In the copy, include no pictures. Reproduce the rest of the entries exactly.

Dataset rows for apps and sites
#####

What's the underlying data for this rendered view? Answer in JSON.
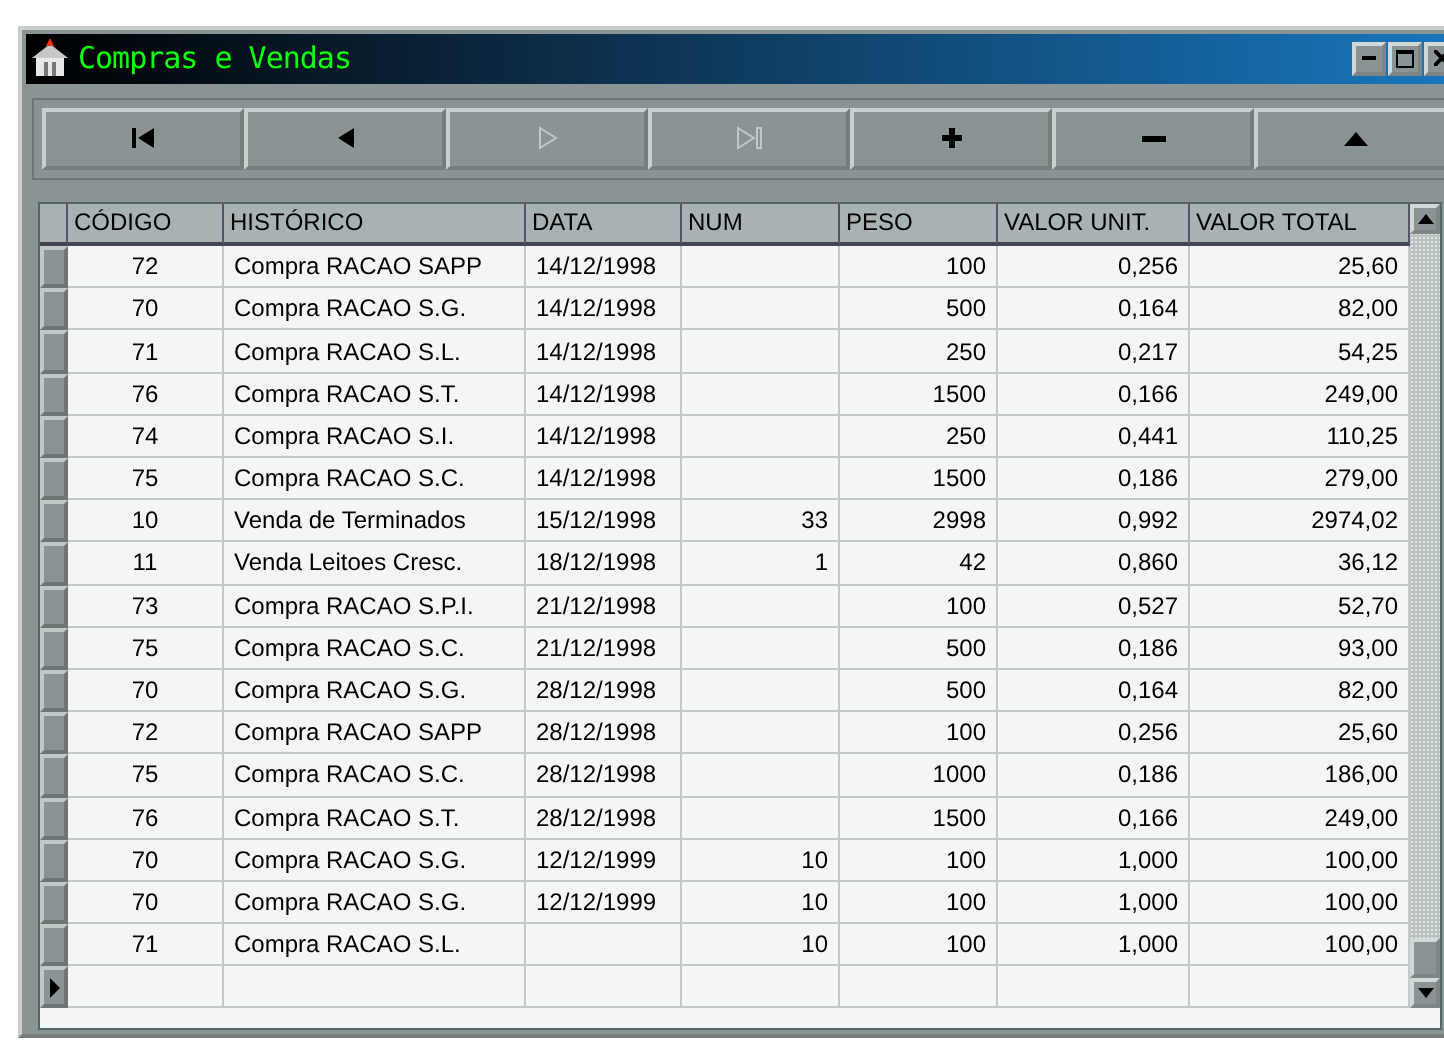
{
  "window": {
    "title": "Compras e Vendas",
    "controls": [
      {
        "kind": "minimize"
      },
      {
        "kind": "maximize"
      },
      {
        "kind": "close"
      }
    ]
  },
  "navigator": [
    {
      "kind": "first",
      "disabled": false
    },
    {
      "kind": "prior",
      "disabled": false
    },
    {
      "kind": "next",
      "disabled": true
    },
    {
      "kind": "last",
      "disabled": true
    },
    {
      "kind": "insert",
      "disabled": false
    },
    {
      "kind": "delete",
      "disabled": false
    },
    {
      "kind": "edit",
      "disabled": false
    }
  ],
  "table": {
    "columns": [
      {
        "label": "CÓDIGO"
      },
      {
        "label": "HISTÓRICO"
      },
      {
        "label": "DATA"
      },
      {
        "label": "NUM"
      },
      {
        "label": "PESO"
      },
      {
        "label": "VALOR UNIT."
      },
      {
        "label": "VALOR TOTAL"
      }
    ],
    "rows": [
      {
        "current": false,
        "cells": [
          "72",
          "Compra RACAO SAPP",
          "14/12/1998",
          "",
          "100",
          "0,256",
          "25,60"
        ]
      },
      {
        "current": false,
        "cells": [
          "70",
          "Compra RACAO S.G.",
          "14/12/1998",
          "",
          "500",
          "0,164",
          "82,00"
        ]
      },
      {
        "current": false,
        "cells": [
          "71",
          "Compra RACAO S.L.",
          "14/12/1998",
          "",
          "250",
          "0,217",
          "54,25"
        ]
      },
      {
        "current": false,
        "cells": [
          "76",
          "Compra RACAO S.T.",
          "14/12/1998",
          "",
          "1500",
          "0,166",
          "249,00"
        ]
      },
      {
        "current": false,
        "cells": [
          "74",
          "Compra RACAO S.I.",
          "14/12/1998",
          "",
          "250",
          "0,441",
          "110,25"
        ]
      },
      {
        "current": false,
        "cells": [
          "75",
          "Compra RACAO S.C.",
          "14/12/1998",
          "",
          "1500",
          "0,186",
          "279,00"
        ]
      },
      {
        "current": false,
        "cells": [
          "10",
          "Venda de Terminados",
          "15/12/1998",
          "33",
          "2998",
          "0,992",
          "2974,02"
        ]
      },
      {
        "current": false,
        "cells": [
          "11",
          "Venda Leitoes Cresc.",
          "18/12/1998",
          "1",
          "42",
          "0,860",
          "36,12"
        ]
      },
      {
        "current": false,
        "cells": [
          "73",
          "Compra RACAO S.P.I.",
          "21/12/1998",
          "",
          "100",
          "0,527",
          "52,70"
        ]
      },
      {
        "current": false,
        "cells": [
          "75",
          "Compra RACAO S.C.",
          "21/12/1998",
          "",
          "500",
          "0,186",
          "93,00"
        ]
      },
      {
        "current": false,
        "cells": [
          "70",
          "Compra RACAO S.G.",
          "28/12/1998",
          "",
          "500",
          "0,164",
          "82,00"
        ]
      },
      {
        "current": false,
        "cells": [
          "72",
          "Compra RACAO SAPP",
          "28/12/1998",
          "",
          "100",
          "0,256",
          "25,60"
        ]
      },
      {
        "current": false,
        "cells": [
          "75",
          "Compra RACAO S.C.",
          "28/12/1998",
          "",
          "1000",
          "0,186",
          "186,00"
        ]
      },
      {
        "current": false,
        "cells": [
          "76",
          "Compra RACAO S.T.",
          "28/12/1998",
          "",
          "1500",
          "0,166",
          "249,00"
        ]
      },
      {
        "current": false,
        "cells": [
          "70",
          "Compra RACAO S.G.",
          "12/12/1999",
          "10",
          "100",
          "1,000",
          "100,00"
        ]
      },
      {
        "current": false,
        "cells": [
          "70",
          "Compra RACAO S.G.",
          "12/12/1999",
          "10",
          "100",
          "1,000",
          "100,00"
        ]
      },
      {
        "current": false,
        "cells": [
          "71",
          "Compra RACAO S.L.",
          "",
          "10",
          "100",
          "1,000",
          "100,00"
        ]
      },
      {
        "current": true,
        "cells": [
          "",
          "",
          "",
          "",
          "",
          "",
          ""
        ]
      }
    ]
  }
}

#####

- [OUTPUT]
What's the underlying data for this rendered view? Answer in JSON.
{
  "window": {
    "title": "Compras e Vendas",
    "controls": [
      {
        "kind": "minimize"
      },
      {
        "kind": "maximize"
      },
      {
        "kind": "close"
      }
    ]
  },
  "navigator": [
    {
      "kind": "first",
      "disabled": false
    },
    {
      "kind": "prior",
      "disabled": false
    },
    {
      "kind": "next",
      "disabled": true
    },
    {
      "kind": "last",
      "disabled": true
    },
    {
      "kind": "insert",
      "disabled": false
    },
    {
      "kind": "delete",
      "disabled": false
    },
    {
      "kind": "edit",
      "disabled": false
    }
  ],
  "table": {
    "columns": [
      {
        "label": "CÓDIGO"
      },
      {
        "label": "HISTÓRICO"
      },
      {
        "label": "DATA"
      },
      {
        "label": "NUM"
      },
      {
        "label": "PESO"
      },
      {
        "label": "VALOR UNIT."
      },
      {
        "label": "VALOR TOTAL"
      }
    ],
    "rows": [
      {
        "current": false,
        "cells": [
          "72",
          "Compra RACAO SAPP",
          "14/12/1998",
          "",
          "100",
          "0,256",
          "25,60"
        ]
      },
      {
        "current": false,
        "cells": [
          "70",
          "Compra RACAO S.G.",
          "14/12/1998",
          "",
          "500",
          "0,164",
          "82,00"
        ]
      },
      {
        "current": false,
        "cells": [
          "71",
          "Compra RACAO S.L.",
          "14/12/1998",
          "",
          "250",
          "0,217",
          "54,25"
        ]
      },
      {
        "current": false,
        "cells": [
          "76",
          "Compra RACAO S.T.",
          "14/12/1998",
          "",
          "1500",
          "0,166",
          "249,00"
        ]
      },
      {
        "current": false,
        "cells": [
          "74",
          "Compra RACAO S.I.",
          "14/12/1998",
          "",
          "250",
          "0,441",
          "110,25"
        ]
      },
      {
        "current": false,
        "cells": [
          "75",
          "Compra RACAO S.C.",
          "14/12/1998",
          "",
          "1500",
          "0,186",
          "279,00"
        ]
      },
      {
        "current": false,
        "cells": [
          "10",
          "Venda de Terminados",
          "15/12/1998",
          "33",
          "2998",
          "0,992",
          "2974,02"
        ]
      },
      {
        "current": false,
        "cells": [
          "11",
          "Venda Leitoes Cresc.",
          "18/12/1998",
          "1",
          "42",
          "0,860",
          "36,12"
        ]
      },
      {
        "current": false,
        "cells": [
          "73",
          "Compra RACAO S.P.I.",
          "21/12/1998",
          "",
          "100",
          "0,527",
          "52,70"
        ]
      },
      {
        "current": false,
        "cells": [
          "75",
          "Compra RACAO S.C.",
          "21/12/1998",
          "",
          "500",
          "0,186",
          "93,00"
        ]
      },
      {
        "current": false,
        "cells": [
          "70",
          "Compra RACAO S.G.",
          "28/12/1998",
          "",
          "500",
          "0,164",
          "82,00"
        ]
      },
      {
        "current": false,
        "cells": [
          "72",
          "Compra RACAO SAPP",
          "28/12/1998",
          "",
          "100",
          "0,256",
          "25,60"
        ]
      },
      {
        "current": false,
        "cells": [
          "75",
          "Compra RACAO S.C.",
          "28/12/1998",
          "",
          "1000",
          "0,186",
          "186,00"
        ]
      },
      {
        "current": false,
        "cells": [
          "76",
          "Compra RACAO S.T.",
          "28/12/1998",
          "",
          "1500",
          "0,166",
          "249,00"
        ]
      },
      {
        "current": false,
        "cells": [
          "70",
          "Compra RACAO S.G.",
          "12/12/1999",
          "10",
          "100",
          "1,000",
          "100,00"
        ]
      },
      {
        "current": false,
        "cells": [
          "70",
          "Compra RACAO S.G.",
          "12/12/1999",
          "10",
          "100",
          "1,000",
          "100,00"
        ]
      },
      {
        "current": false,
        "cells": [
          "71",
          "Compra RACAO S.L.",
          "",
          "10",
          "100",
          "1,000",
          "100,00"
        ]
      },
      {
        "current": true,
        "cells": [
          "",
          "",
          "",
          "",
          "",
          "",
          ""
        ]
      }
    ]
  }
}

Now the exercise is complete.